Brookfield East Students Take Action


Emma Schaetz

Spartan Banner Staff

Brookfield East Students decided it was time to take action. In the wake of the shooting at Marjory Stoneman Douglas High School in Parkland Florida, teenagers across the country have taken to protests, discussions, and expressions of solidarity in an effort to prevent such a tragedy from happening again.

To commemorate the one-month anniversary of the event, East faculty and students brainstormed multiple ways for members of the school to productively and effectively communicate their condolences and have their questions on safety answered.

After much discussion, four “stations” were designed, each uniquely allowing students to take the path of action they desired.

The first created a space for questions on safety protocol as well as suggestions for new policies. Martin Wilson, senior, thought learning more about the issue and how East deals with it was “the most productive thing to do,” as it would enable him to get other students involved and have his voice heard.

While he appreciated the opportunity to talk to fellow students and administrators, junior Evan Clark hoped there would be more specific information provided regarding what specifically students should do during these crisis situations. He argued that “there was a lot of mention of protocols, but no details.”

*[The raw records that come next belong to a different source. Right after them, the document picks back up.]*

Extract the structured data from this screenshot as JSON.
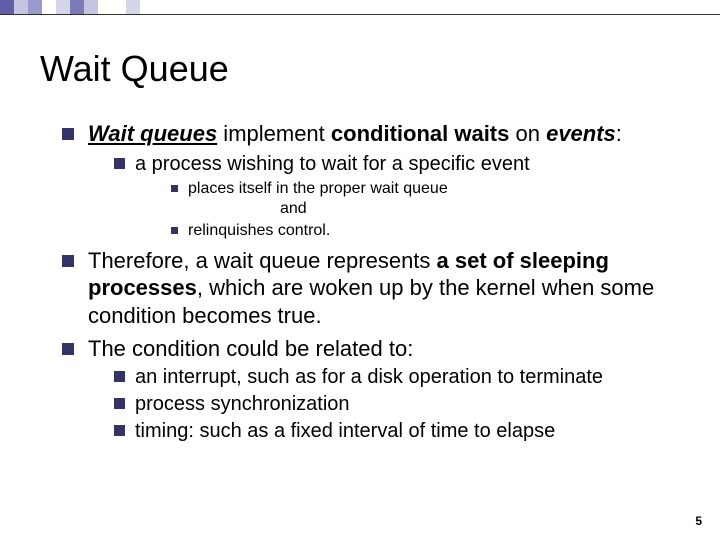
{
  "title": "Wait Queue",
  "b1": {
    "seg1": "Wait queues",
    "seg2": " implement ",
    "seg3": "conditional waits",
    "seg4": " on ",
    "seg5": "events",
    "seg6": ":"
  },
  "b1_1": "a process wishing to wait for a specific event",
  "b1_1_1": "places itself in the proper wait queue",
  "b1_1_and": "and",
  "b1_1_2": "relinquishes control.",
  "b2": {
    "seg1": "Therefore, a wait queue represents ",
    "seg2": "a set of sleeping processes",
    "seg3": ", which are woken up by the kernel when some condition becomes true."
  },
  "b3": "The condition could be related to:",
  "b3_1": "an interrupt, such as for a disk operation to terminate",
  "b3_2": "process synchronization",
  "b3_3": "timing: such as a fixed interval of time to elapse",
  "pagenum": "5"
}
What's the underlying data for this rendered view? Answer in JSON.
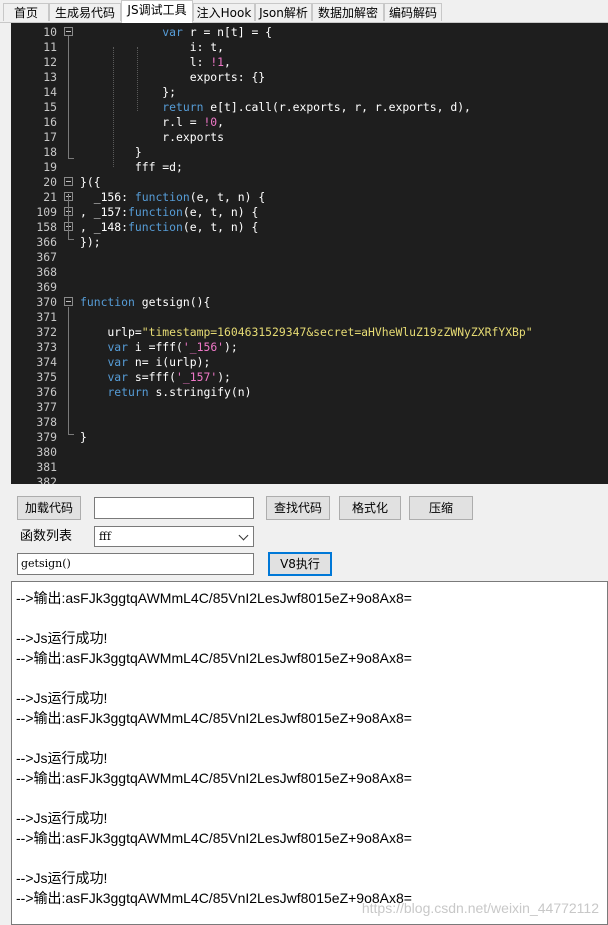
{
  "tabs": [
    "首页",
    "生成易代码",
    "JS调试工具",
    "注入Hook",
    "Json解析",
    "数据加解密",
    "编码解码"
  ],
  "active_tab": "JS调试工具",
  "editor": {
    "lines": [
      {
        "n": "10",
        "code": [
          {
            "t": "            "
          },
          {
            "t": "var",
            "c": "kw"
          },
          {
            "t": " r = n[t] = {"
          }
        ]
      },
      {
        "n": "11",
        "code": [
          {
            "t": "                i: t,"
          }
        ]
      },
      {
        "n": "12",
        "code": [
          {
            "t": "                l: "
          },
          {
            "t": "!1",
            "c": "num"
          },
          {
            "t": ","
          }
        ]
      },
      {
        "n": "13",
        "code": [
          {
            "t": "                exports: {}"
          }
        ]
      },
      {
        "n": "14",
        "code": [
          {
            "t": "            };"
          }
        ]
      },
      {
        "n": "15",
        "code": [
          {
            "t": "            "
          },
          {
            "t": "return",
            "c": "kw"
          },
          {
            "t": " e[t].call(r.exports, r, r.exports, d),"
          }
        ]
      },
      {
        "n": "16",
        "code": [
          {
            "t": "            r.l = "
          },
          {
            "t": "!0",
            "c": "num"
          },
          {
            "t": ","
          }
        ]
      },
      {
        "n": "17",
        "code": [
          {
            "t": "            r.exports"
          }
        ]
      },
      {
        "n": "18",
        "code": [
          {
            "t": "        }"
          }
        ]
      },
      {
        "n": "19",
        "code": [
          {
            "t": "        fff =d;"
          }
        ]
      },
      {
        "n": "20",
        "code": [
          {
            "t": "}({"
          }
        ]
      },
      {
        "n": "21",
        "code": [
          {
            "t": "  _156: "
          },
          {
            "t": "function",
            "c": "kw"
          },
          {
            "t": "(e, t, n) {"
          }
        ]
      },
      {
        "n": "109",
        "code": [
          {
            "t": ", _157:"
          },
          {
            "t": "function",
            "c": "kw"
          },
          {
            "t": "(e, t, n) {"
          }
        ]
      },
      {
        "n": "158",
        "code": [
          {
            "t": ", _148:"
          },
          {
            "t": "function",
            "c": "kw"
          },
          {
            "t": "(e, t, n) {"
          }
        ]
      },
      {
        "n": "366",
        "code": [
          {
            "t": "});"
          }
        ]
      },
      {
        "n": "367",
        "code": []
      },
      {
        "n": "368",
        "code": []
      },
      {
        "n": "369",
        "code": []
      },
      {
        "n": "370",
        "code": [
          {
            "t": "function",
            "c": "kw"
          },
          {
            "t": " getsign(){"
          }
        ]
      },
      {
        "n": "371",
        "code": []
      },
      {
        "n": "372",
        "code": [
          {
            "t": "    urlp="
          },
          {
            "t": "\"timestamp=1604631529347&secret=aHVheWluZ19zZWNyZXRfYXBp\"",
            "c": "str"
          }
        ]
      },
      {
        "n": "373",
        "code": [
          {
            "t": "    "
          },
          {
            "t": "var",
            "c": "kw"
          },
          {
            "t": " i =fff("
          },
          {
            "t": "'_156'",
            "c": "num"
          },
          {
            "t": ");"
          }
        ]
      },
      {
        "n": "374",
        "code": [
          {
            "t": "    "
          },
          {
            "t": "var",
            "c": "kw"
          },
          {
            "t": " n= i(urlp);"
          }
        ]
      },
      {
        "n": "375",
        "code": [
          {
            "t": "    "
          },
          {
            "t": "var",
            "c": "kw"
          },
          {
            "t": " s=fff("
          },
          {
            "t": "'_157'",
            "c": "num"
          },
          {
            "t": ");"
          }
        ]
      },
      {
        "n": "376",
        "code": [
          {
            "t": "    "
          },
          {
            "t": "return",
            "c": "kw"
          },
          {
            "t": " s.stringify(n)"
          }
        ]
      },
      {
        "n": "377",
        "code": []
      },
      {
        "n": "378",
        "code": []
      },
      {
        "n": "379",
        "code": [
          {
            "t": "}"
          }
        ]
      },
      {
        "n": "380",
        "code": []
      },
      {
        "n": "381",
        "code": []
      },
      {
        "n": "382",
        "code": []
      }
    ]
  },
  "controls": {
    "load_code": "加载代码",
    "search_value": "",
    "find_code": "查找代码",
    "format": "格式化",
    "compress": "压缩",
    "func_list_label": "函数列表",
    "func_selected": "fff",
    "call_input": "getsign()",
    "v8_run": "V8执行"
  },
  "output": {
    "lines": [
      "-->输出:asFJk3ggtqAWMmL4C/85VnI2LesJwf8015eZ+9o8Ax8=",
      "",
      "-->Js运行成功!",
      "-->输出:asFJk3ggtqAWMmL4C/85VnI2LesJwf8015eZ+9o8Ax8=",
      "",
      "-->Js运行成功!",
      "-->输出:asFJk3ggtqAWMmL4C/85VnI2LesJwf8015eZ+9o8Ax8=",
      "",
      "-->Js运行成功!",
      "-->输出:asFJk3ggtqAWMmL4C/85VnI2LesJwf8015eZ+9o8Ax8=",
      "",
      "-->Js运行成功!",
      "-->输出:asFJk3ggtqAWMmL4C/85VnI2LesJwf8015eZ+9o8Ax8=",
      "",
      "-->Js运行成功!",
      "-->输出:asFJk3ggtqAWMmL4C/85VnI2LesJwf8015eZ+9o8Ax8="
    ],
    "watermark": "https://blog.csdn.net/weixin_44772112"
  }
}
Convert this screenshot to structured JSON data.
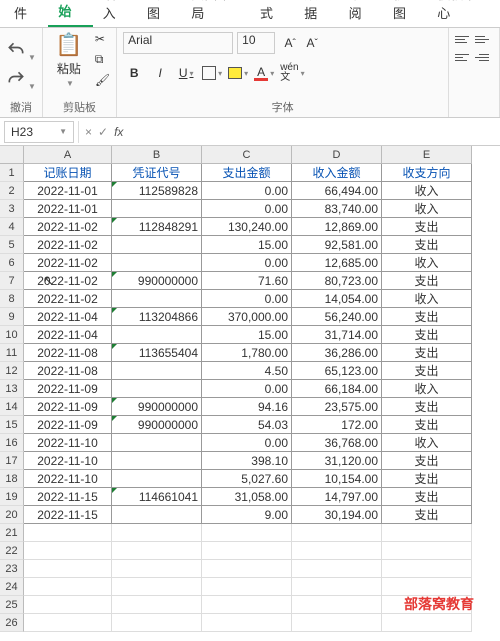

Associate Principal Mrs. Schenk, who conducted the session, was very happy with what she saw, as it allowed those who run the school to “hear student voices and validate that [the administration] wants to hear and address concerns.” She was glad to see so many students with passion about keeping Brookfield East safe.

The second of four stations gave students time to write letters to the members of the Stoneman Douglas community.

Many expressed how sad they were that the children their age had to go through something so tragic, that they would never be able to live the same again. Because their emotions were so strong, some students found it hard to put their thoughts into words.

Katie Krause, freshman, had an especially hard time writing her letter, as she “had never experienced anything like what they’re going through.” She felt so bad for the students that she was at a loss for words.

The third station gave students the opportunity to write to their local legislators; most chose to address their messages to Governor Walker, Representative Sensenbrenner, and/or State Senator Vukmir.

Anshul Tripathi, junior, believes that writing to government officials is the best way to make change – especially when an entire community does it. One letter alone may not do much; however, “hundreds of thousands will send a message that people care.”

The fourth and final station was walkout and moment of silence in the football field; students formed a circle and joined hands in solidarity and mourning for the victims and families affected by the shooting.

Senior Cailyn Reid found the moment to be a show of unity — people were able to “put the politics aside and come together as a cohesive unit”. The walkout was not about debating Republican and Democrat positions, it was about “remembering and honoring the 17 lost.”

The combined efforts of East students is certainly a positive step in the right direction, but sophomore Katrina Li argues that this isn’t enough, that we must take advantage of this momentum to create large change in the ways we view school safety.

Li thinks that the emotions running strong across the country are necessary for legislators to “reevaluate the policies currently in place” and make America a safer place. Through this movement, Brookfield East students can have real influence on the national level and have their voices heard across the country.